● **Aim of the task**: Once you have read the records below, write them all out exactly as given.

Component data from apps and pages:
▼

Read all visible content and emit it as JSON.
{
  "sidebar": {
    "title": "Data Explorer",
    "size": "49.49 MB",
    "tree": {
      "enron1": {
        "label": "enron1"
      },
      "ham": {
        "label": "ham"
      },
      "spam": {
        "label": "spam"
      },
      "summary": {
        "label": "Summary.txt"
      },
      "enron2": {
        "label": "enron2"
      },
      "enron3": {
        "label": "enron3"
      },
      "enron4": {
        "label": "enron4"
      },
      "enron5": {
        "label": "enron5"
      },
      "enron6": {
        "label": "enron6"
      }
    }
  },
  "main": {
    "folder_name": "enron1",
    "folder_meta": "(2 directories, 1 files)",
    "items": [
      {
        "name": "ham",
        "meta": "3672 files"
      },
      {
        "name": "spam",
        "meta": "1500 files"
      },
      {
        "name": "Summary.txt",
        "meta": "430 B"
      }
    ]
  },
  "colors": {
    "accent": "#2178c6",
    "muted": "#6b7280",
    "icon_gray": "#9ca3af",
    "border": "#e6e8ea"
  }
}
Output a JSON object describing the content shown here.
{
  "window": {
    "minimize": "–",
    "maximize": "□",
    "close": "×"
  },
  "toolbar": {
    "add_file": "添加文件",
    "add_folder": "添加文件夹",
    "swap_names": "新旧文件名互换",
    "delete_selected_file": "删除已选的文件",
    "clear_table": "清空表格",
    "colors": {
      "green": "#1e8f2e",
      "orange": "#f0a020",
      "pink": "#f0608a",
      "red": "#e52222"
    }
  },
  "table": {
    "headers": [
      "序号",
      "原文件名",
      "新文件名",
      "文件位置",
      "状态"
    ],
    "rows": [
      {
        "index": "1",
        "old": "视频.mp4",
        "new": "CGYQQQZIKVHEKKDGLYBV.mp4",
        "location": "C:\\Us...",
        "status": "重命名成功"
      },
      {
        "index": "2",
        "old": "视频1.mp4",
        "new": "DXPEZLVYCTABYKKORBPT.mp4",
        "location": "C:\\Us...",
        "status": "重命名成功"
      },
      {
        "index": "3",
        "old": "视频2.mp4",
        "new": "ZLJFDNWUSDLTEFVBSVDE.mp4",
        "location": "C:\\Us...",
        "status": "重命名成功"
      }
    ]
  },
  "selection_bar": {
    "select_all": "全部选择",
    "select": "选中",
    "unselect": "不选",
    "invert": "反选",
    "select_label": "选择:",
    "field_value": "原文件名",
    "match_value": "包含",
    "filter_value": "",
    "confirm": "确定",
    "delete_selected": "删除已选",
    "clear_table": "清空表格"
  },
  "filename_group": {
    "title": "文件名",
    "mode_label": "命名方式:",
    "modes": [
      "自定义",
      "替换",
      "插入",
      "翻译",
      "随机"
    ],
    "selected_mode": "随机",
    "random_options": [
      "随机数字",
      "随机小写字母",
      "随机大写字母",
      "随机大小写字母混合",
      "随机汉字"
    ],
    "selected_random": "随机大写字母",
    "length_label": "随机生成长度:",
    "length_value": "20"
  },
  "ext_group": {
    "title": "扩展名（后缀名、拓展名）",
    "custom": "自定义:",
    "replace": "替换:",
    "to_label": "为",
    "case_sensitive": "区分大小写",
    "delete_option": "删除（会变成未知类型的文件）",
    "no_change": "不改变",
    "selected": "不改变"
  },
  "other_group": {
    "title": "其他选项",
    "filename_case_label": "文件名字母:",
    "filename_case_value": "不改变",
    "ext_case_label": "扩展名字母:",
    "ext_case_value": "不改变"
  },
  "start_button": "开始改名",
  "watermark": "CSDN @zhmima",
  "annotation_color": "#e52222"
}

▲

● **Worked solution**:
Read all visible content and emit it as JSON.
{
  "sidebar": {
    "title": "Data Explorer",
    "size": "49.49 MB",
    "tree": {
      "enron1": {
        "label": "enron1"
      },
      "ham": {
        "label": "ham"
      },
      "spam": {
        "label": "spam"
      },
      "summary": {
        "label": "Summary.txt"
      },
      "enron2": {
        "label": "enron2"
      },
      "enron3": {
        "label": "enron3"
      },
      "enron4": {
        "label": "enron4"
      },
      "enron5": {
        "label": "enron5"
      },
      "enron6": {
        "label": "enron6"
      }
    }
  },
  "main": {
    "folder_name": "enron1",
    "folder_meta": "(2 directories, 1 files)",
    "items": [
      {
        "name": "ham",
        "meta": "3672 files"
      },
      {
        "name": "spam",
        "meta": "1500 files"
      },
      {
        "name": "Summary.txt",
        "meta": "430 B"
      }
    ]
  },
  "colors": {
    "accent": "#2178c6",
    "muted": "#6b7280",
    "icon_gray": "#9ca3af",
    "border": "#e6e8ea"
  }
}
Output a JSON object describing the content shown here.
{
  "window": {
    "minimize": "–",
    "maximize": "□",
    "close": "×"
  },
  "toolbar": {
    "add_file": "添加文件",
    "add_folder": "添加文件夹",
    "swap_names": "新旧文件名互换",
    "delete_selected_file": "删除已选的文件",
    "clear_table": "清空表格",
    "colors": {
      "green": "#1e8f2e",
      "orange": "#f0a020",
      "pink": "#f0608a",
      "red": "#e52222"
    }
  },
  "table": {
    "headers": [
      "序号",
      "原文件名",
      "新文件名",
      "文件位置",
      "状态"
    ],
    "rows": [
      {
        "index": "1",
        "old": "视频.mp4",
        "new": "CGYQQQZIKVHEKKDGLYBV.mp4",
        "location": "C:\\Us...",
        "status": "重命名成功"
      },
      {
        "index": "2",
        "old": "视频1.mp4",
        "new": "DXPEZLVYCTABYKKORBPT.mp4",
        "location": "C:\\Us...",
        "status": "重命名成功"
      },
      {
        "index": "3",
        "old": "视频2.mp4",
        "new": "ZLJFDNWUSDLTEFVBSVDE.mp4",
        "location": "C:\\Us...",
        "status": "重命名成功"
      }
    ]
  },
  "selection_bar": {
    "select_all": "全部选择",
    "select": "选中",
    "unselect": "不选",
    "invert": "反选",
    "select_label": "选择:",
    "field_value": "原文件名",
    "match_value": "包含",
    "filter_value": "",
    "confirm": "确定",
    "delete_selected": "删除已选",
    "clear_table": "清空表格"
  },
  "filename_group": {
    "title": "文件名",
    "mode_label": "命名方式:",
    "modes": [
      "自定义",
      "替换",
      "插入",
      "翻译",
      "随机"
    ],
    "selected_mode": "随机",
    "random_options": [
      "随机数字",
      "随机小写字母",
      "随机大写字母",
      "随机大小写字母混合",
      "随机汉字"
    ],
    "selected_random": "随机大写字母",
    "length_label": "随机生成长度:",
    "length_value": "20"
  },
  "ext_group": {
    "title": "扩展名（后缀名、拓展名）",
    "custom": "自定义:",
    "replace": "替换:",
    "to_label": "为",
    "case_sensitive": "区分大小写",
    "delete_option": "删除（会变成未知类型的文件）",
    "no_change": "不改变",
    "selected": "不改变"
  },
  "other_group": {
    "title": "其他选项",
    "filename_case_label": "文件名字母:",
    "filename_case_value": "不改变",
    "ext_case_label": "扩展名字母:",
    "ext_case_value": "不改变"
  },
  "start_button": "开始改名",
  "watermark": "CSDN @zhmima",
  "annotation_color": "#e52222"
}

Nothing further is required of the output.